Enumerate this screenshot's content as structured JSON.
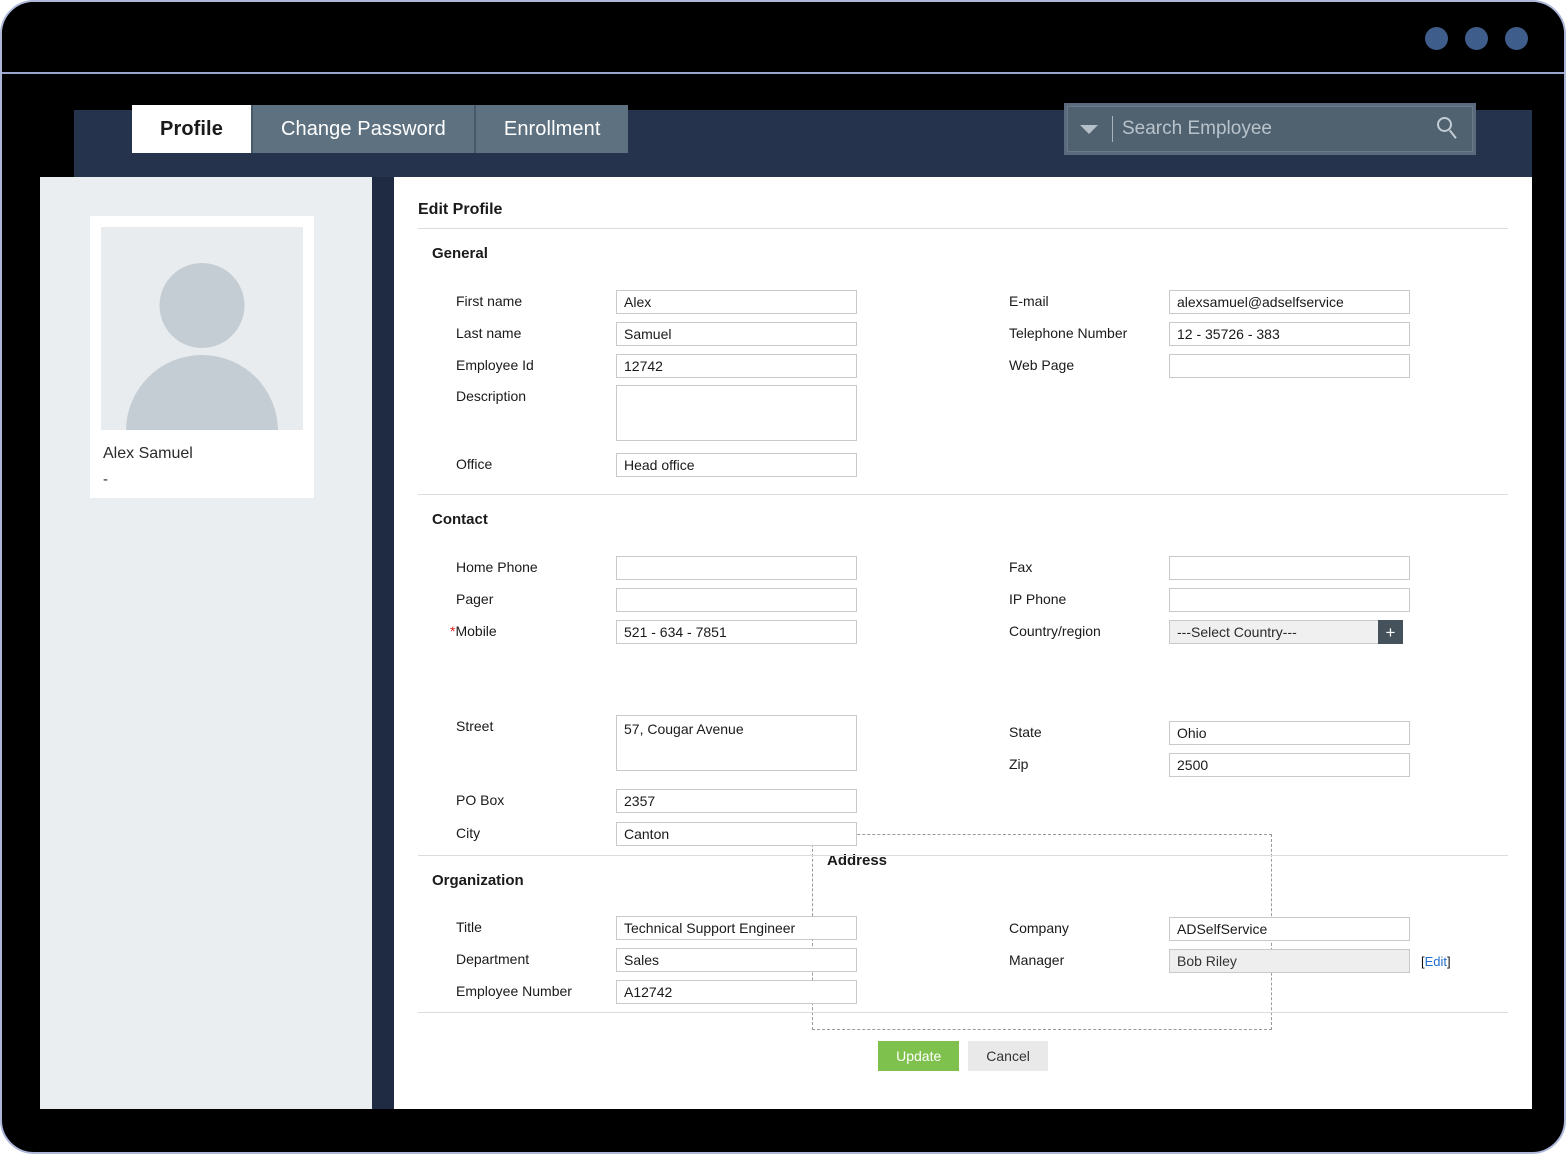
{
  "window": {
    "dots": [
      "window-dot-1",
      "window-dot-2",
      "window-dot-3"
    ],
    "dot_color": "#3f5d8a",
    "frame_color": "#000000"
  },
  "header": {
    "tabs": [
      {
        "label": "Profile",
        "active": true
      },
      {
        "label": "Change Password",
        "active": false
      },
      {
        "label": "Enrollment",
        "active": false
      }
    ],
    "search": {
      "placeholder": "Search Employee",
      "value": "",
      "caret_icon": "chevron-down-icon",
      "search_icon": "search-icon"
    },
    "band_color": "#25334c",
    "tab_inactive_color": "#5d7180"
  },
  "sidebar": {
    "avatar_icon": "user-placeholder-icon",
    "name": "Alex Samuel",
    "subtitle": "-"
  },
  "main": {
    "page_title": "Edit Profile",
    "sections": {
      "general": {
        "title": "General",
        "left": [
          {
            "label": "First name",
            "value": "Alex",
            "type": "text"
          },
          {
            "label": "Last name",
            "value": "Samuel",
            "type": "text"
          },
          {
            "label": "Employee Id",
            "value": "12742",
            "type": "text"
          },
          {
            "label": "Description",
            "value": "",
            "type": "textarea"
          },
          {
            "label": "Office",
            "value": "Head office",
            "type": "text"
          }
        ],
        "right": [
          {
            "label": "E-mail",
            "value": "alexsamuel@adselfservice",
            "type": "text"
          },
          {
            "label": "Telephone Number",
            "value": "12 - 35726 - 383",
            "type": "text"
          },
          {
            "label": "Web Page",
            "value": "",
            "type": "text"
          }
        ]
      },
      "contact": {
        "title": "Contact",
        "left": [
          {
            "label": "Home Phone",
            "value": "",
            "type": "text",
            "required": false
          },
          {
            "label": "Pager",
            "value": "",
            "type": "text",
            "required": false
          },
          {
            "label": "Mobile",
            "value": "521 - 634 - 7851",
            "type": "text",
            "required": true
          }
        ],
        "right": [
          {
            "label": "Fax",
            "value": "",
            "type": "text"
          },
          {
            "label": "IP Phone",
            "value": "",
            "type": "text"
          },
          {
            "label": "Country/region",
            "value": "---Select Country---",
            "type": "select",
            "add_button": "+"
          }
        ]
      },
      "address": {
        "title": "Address",
        "left": [
          {
            "label": "Street",
            "value": "57, Cougar Avenue",
            "type": "textarea"
          },
          {
            "label": "PO Box",
            "value": "2357",
            "type": "text"
          },
          {
            "label": "City",
            "value": "Canton",
            "type": "text"
          }
        ],
        "right": [
          {
            "label": "State",
            "value": "Ohio",
            "type": "text"
          },
          {
            "label": "Zip",
            "value": "2500",
            "type": "text"
          }
        ]
      },
      "organization": {
        "title": "Organization",
        "left": [
          {
            "label": "Title",
            "value": "Technical Support Engineer",
            "type": "text"
          },
          {
            "label": "Department",
            "value": "Sales",
            "type": "text"
          },
          {
            "label": "Employee Number",
            "value": "A12742",
            "type": "text"
          }
        ],
        "right": [
          {
            "label": "Company",
            "value": "ADSelfService",
            "type": "text"
          },
          {
            "label": "Manager",
            "value": "Bob Riley",
            "type": "text",
            "disabled": true,
            "edit_link": "Edit"
          }
        ]
      }
    },
    "buttons": {
      "update": "Update",
      "cancel": "Cancel",
      "update_color": "#7fc14d",
      "cancel_color": "#e9e9e9"
    }
  }
}
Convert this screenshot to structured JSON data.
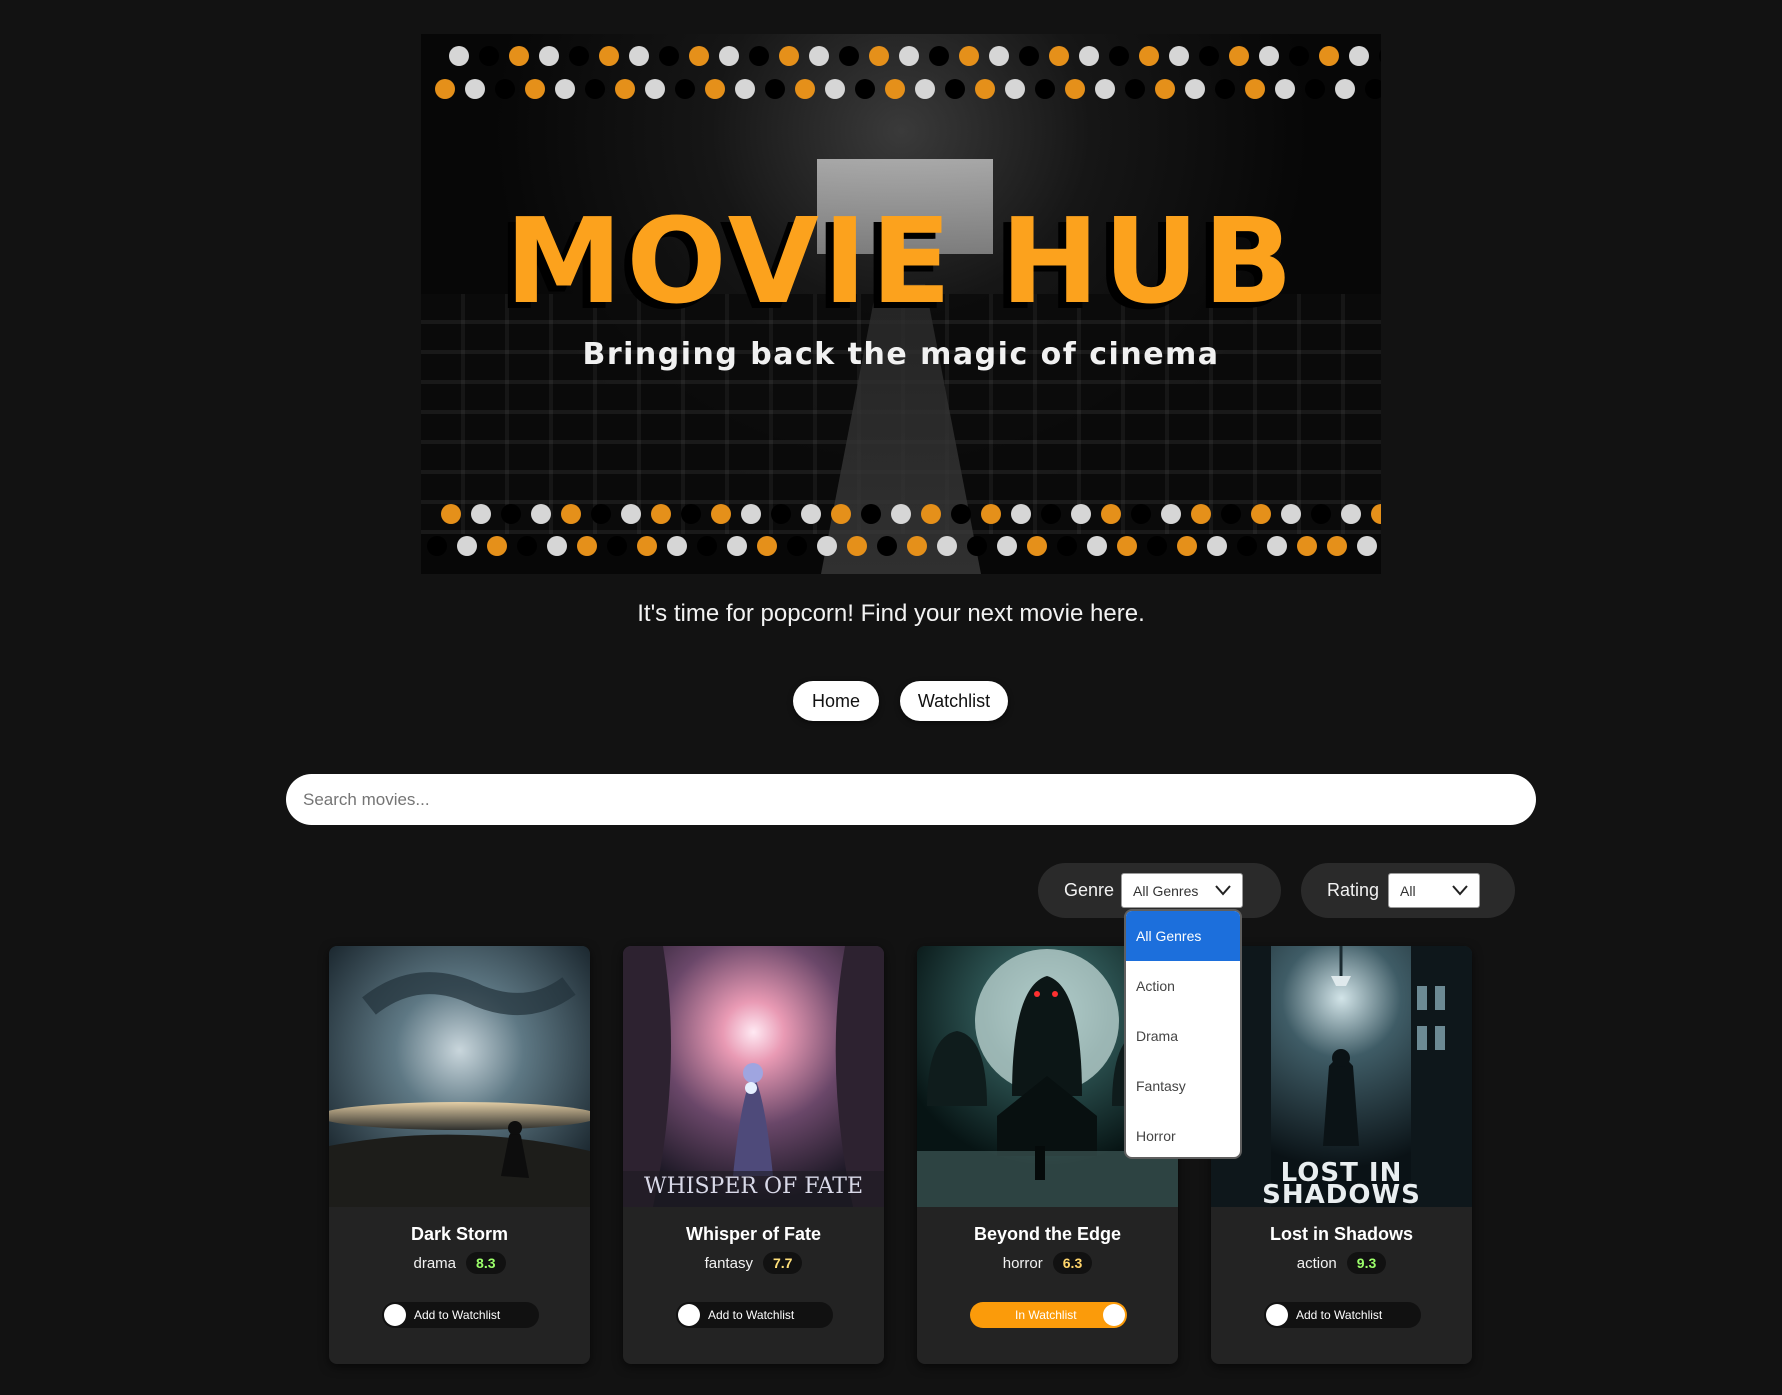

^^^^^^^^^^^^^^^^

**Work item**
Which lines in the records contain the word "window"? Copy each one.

**Exercise result**
  "window": {
      "window-dot-1",
      "window-dot-2",
      "window-dot-3"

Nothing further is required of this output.